Itinerary: Parma, Fontanellato, Soragna, Busseto
How: by car
When: all year long
Duration: a weekend
An itinerary to track the Shoah through the memories of Jewish presence in the province of Parma.
Not many people know that in the coloured shadows of the Diana e Atteone room by Parmigianino in Fontanellato, there are frescoes in an environment created on the model of Jewish celebrations.
Parmigianino must have taken inspiration from the Jewish way of building temporary huts outside the residences, to spend the night celebrating the Feast of Tabernacles or sukkoth, that in Yiddish means huts, lasting eight days.
When the painter paints the room for Earl Galeazzo Sanvitale and his wife Paola Gonzaga, between 1523 and the first half of 1524, Fontanellato, with San Secondo and Poviglio, that was Parma territory back then, was indicated as one of the most welcoming places for Jewish, due to the Lords’ policy of not caring about God’s hostility.
In the 16th century Jewish people are present both in town and in the feuds of the territory around: the Pallavicino are carrying on a policy of logging and repopulation by creating small capital cities, as Busseto, Cortemaggiore and Monticelli d’Ongina, therefore Jewish people were welcome to run loan banks, a forbidden activity for christians, and that was essential to activate the local economy.

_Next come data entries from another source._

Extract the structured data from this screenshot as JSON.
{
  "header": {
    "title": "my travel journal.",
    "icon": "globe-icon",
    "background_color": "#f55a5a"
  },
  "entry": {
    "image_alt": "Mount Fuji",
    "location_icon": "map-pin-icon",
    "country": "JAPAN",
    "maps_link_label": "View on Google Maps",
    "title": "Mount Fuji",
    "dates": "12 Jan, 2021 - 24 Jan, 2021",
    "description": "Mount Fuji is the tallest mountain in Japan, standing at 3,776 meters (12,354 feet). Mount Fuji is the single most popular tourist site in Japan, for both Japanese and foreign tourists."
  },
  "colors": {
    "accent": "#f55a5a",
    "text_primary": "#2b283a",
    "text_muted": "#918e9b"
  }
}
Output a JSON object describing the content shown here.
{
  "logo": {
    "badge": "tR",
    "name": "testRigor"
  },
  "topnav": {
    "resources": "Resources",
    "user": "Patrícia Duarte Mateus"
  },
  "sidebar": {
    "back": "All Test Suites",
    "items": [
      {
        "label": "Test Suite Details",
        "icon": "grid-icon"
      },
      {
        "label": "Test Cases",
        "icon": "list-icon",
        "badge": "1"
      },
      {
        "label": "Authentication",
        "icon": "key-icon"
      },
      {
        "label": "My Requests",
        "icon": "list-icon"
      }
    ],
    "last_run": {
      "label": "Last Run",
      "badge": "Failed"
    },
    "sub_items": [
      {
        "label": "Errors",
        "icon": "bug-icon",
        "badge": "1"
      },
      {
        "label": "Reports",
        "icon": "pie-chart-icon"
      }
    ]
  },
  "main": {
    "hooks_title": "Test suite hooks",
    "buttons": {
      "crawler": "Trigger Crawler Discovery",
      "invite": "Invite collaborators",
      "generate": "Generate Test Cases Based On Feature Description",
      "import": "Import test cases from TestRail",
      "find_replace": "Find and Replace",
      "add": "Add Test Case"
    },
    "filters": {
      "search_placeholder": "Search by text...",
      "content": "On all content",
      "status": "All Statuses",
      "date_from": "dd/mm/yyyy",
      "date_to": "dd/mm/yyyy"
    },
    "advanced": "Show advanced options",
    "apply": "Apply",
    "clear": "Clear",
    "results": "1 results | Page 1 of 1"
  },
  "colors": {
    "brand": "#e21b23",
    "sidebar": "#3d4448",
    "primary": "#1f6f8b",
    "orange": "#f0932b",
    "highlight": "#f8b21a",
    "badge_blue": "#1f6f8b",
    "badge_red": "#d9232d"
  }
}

A Jewish community was also present in Parma and had their cemetery at the Church of Santa Maria Maddalena, near the modern borgo della Posta.
In the year 1488 father Bernardino da Feltre, during his constant anti Jewish preaching, created in Parma the Monte di Pietà, whose successor is the former Bank del Monte, allowing christians to give loans. Thereby a decline started for the local Jewish, who had to leave the city. Later they do it for good when Ottavio Farnese, pressed by Pope Paolo IV who created ghettos and other restrictions, chose to alienate them from the Duchies in favor of other specific areas of residence.
For the area around Parma: Colorno, San Secondo, Sissa, Roccabianca, Soragna, Borgo San Donnino, Busseto. In the year 1803, when Moreau de Saint-Mèry applied in Parma the laws of the French revolution, that acknowledged equality of citizens and were against discriminations, Jewish got back in town and they were about seven hundred.
In 1817 Maria Luigia ordered the project of the Villetta cemetery, where thay had their own area for burial, still existing. Among the others, there is the grave of Eugenio Ravà, one of Garibaldi’s Thousands, while at the Soragna City hall a headstone remembers Tobia Levi, who died in 1859 during the Second war of Indipendence.
In 1866 opened the Synagogue of vicolo Cervi 4 in Parma, designed by architect Pancrazio Soncini, which is still home of the community and of the archive.
From 1845 to 1848 in Parma was published the first Jewish newspaper in Italian, the “Rivista israelitica. Giornale di morale, culto, letteratura e varietà”.
An extraordinary treasure of Jewish culture is the Palatina library in Parma, second in the world only to the Bodleian library of Oxford, while all the documents about the Jewish community are preserved in the National archive of Parma, included a precious collection of medieval Holy texts, in the Municipal archive and the one of the Historical institute of Resistence and contemporary years of vicolo delle Asse 5, that houses the documents about Shoah.
In the Montanara district, in via Bramante, there is the park entitled to the Fano and Della Pergola brothers to remember the six kids deported to Aushwitz with a headstand dedicated to the young victims.
Soragna is the place with more memories, witht he Synagogue of via Cavour 3, built in 1855, the Jewish museum Fausto Levi, the room of synagogues, the room of Shoah and Hurbinek: the room for schools in via Garibaldi 52. In Soragna there is also the Jewish cemetery, in the countryside, 3 km
away, that can be reached through strada Argini and via degli Israeliti.
Jewish evidences are also in Busseto, in the cemetery, in the works of Gioacchino Levi (1818 – 1903) preserved in many places, among which the Monte di Pietà library.